Check every line of the entries below for "describing", and copy the lines that have it.

(SOURCE INFORMATION begins)

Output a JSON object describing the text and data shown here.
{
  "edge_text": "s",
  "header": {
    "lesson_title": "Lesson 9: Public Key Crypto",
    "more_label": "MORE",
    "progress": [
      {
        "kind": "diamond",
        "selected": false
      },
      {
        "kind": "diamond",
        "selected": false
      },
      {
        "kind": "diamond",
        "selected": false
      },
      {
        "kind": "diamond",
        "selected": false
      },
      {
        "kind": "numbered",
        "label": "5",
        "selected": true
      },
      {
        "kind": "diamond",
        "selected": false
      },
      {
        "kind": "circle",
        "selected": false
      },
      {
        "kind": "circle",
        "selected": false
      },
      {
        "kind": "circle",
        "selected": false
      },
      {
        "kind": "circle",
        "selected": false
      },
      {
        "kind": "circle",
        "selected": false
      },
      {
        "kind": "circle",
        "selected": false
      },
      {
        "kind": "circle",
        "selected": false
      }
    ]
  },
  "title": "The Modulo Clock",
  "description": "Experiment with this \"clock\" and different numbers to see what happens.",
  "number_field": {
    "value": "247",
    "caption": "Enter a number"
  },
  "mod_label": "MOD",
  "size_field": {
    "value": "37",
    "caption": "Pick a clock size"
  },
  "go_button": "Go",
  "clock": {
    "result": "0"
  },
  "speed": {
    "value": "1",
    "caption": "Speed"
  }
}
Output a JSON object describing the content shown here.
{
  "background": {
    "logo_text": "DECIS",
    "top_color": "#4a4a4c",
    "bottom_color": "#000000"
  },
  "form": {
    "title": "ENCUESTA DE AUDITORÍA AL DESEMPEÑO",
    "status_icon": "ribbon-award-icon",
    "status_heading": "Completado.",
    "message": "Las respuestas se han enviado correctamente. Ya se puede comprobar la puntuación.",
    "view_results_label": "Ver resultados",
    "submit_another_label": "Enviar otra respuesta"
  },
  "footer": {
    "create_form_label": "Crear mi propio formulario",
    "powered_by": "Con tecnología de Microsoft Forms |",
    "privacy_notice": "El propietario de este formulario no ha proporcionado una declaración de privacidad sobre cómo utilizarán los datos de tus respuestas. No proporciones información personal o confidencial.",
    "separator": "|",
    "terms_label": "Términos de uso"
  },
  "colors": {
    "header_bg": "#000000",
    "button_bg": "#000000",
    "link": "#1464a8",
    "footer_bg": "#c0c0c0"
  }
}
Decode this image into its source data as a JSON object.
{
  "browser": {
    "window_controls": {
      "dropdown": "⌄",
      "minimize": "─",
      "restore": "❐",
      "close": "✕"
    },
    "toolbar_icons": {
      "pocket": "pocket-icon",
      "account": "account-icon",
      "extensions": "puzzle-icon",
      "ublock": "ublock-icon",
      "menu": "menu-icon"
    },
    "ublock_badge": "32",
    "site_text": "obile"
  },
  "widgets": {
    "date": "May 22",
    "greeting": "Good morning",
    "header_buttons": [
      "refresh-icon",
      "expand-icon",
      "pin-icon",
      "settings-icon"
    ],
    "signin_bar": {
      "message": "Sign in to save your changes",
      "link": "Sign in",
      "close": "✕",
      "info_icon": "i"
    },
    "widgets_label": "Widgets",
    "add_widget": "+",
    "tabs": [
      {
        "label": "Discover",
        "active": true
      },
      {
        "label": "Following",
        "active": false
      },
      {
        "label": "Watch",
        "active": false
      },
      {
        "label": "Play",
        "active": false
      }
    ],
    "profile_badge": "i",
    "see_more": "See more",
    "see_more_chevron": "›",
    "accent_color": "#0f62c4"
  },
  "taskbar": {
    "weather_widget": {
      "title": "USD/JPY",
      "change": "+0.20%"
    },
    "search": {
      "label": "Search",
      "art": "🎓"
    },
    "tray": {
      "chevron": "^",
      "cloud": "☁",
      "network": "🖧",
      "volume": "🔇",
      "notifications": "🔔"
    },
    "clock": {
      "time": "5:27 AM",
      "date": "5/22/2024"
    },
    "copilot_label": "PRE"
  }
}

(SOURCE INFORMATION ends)

§ **TASK RESULT**:
Output a JSON object describing the text and data shown here.
Output a JSON object describing the content shown here.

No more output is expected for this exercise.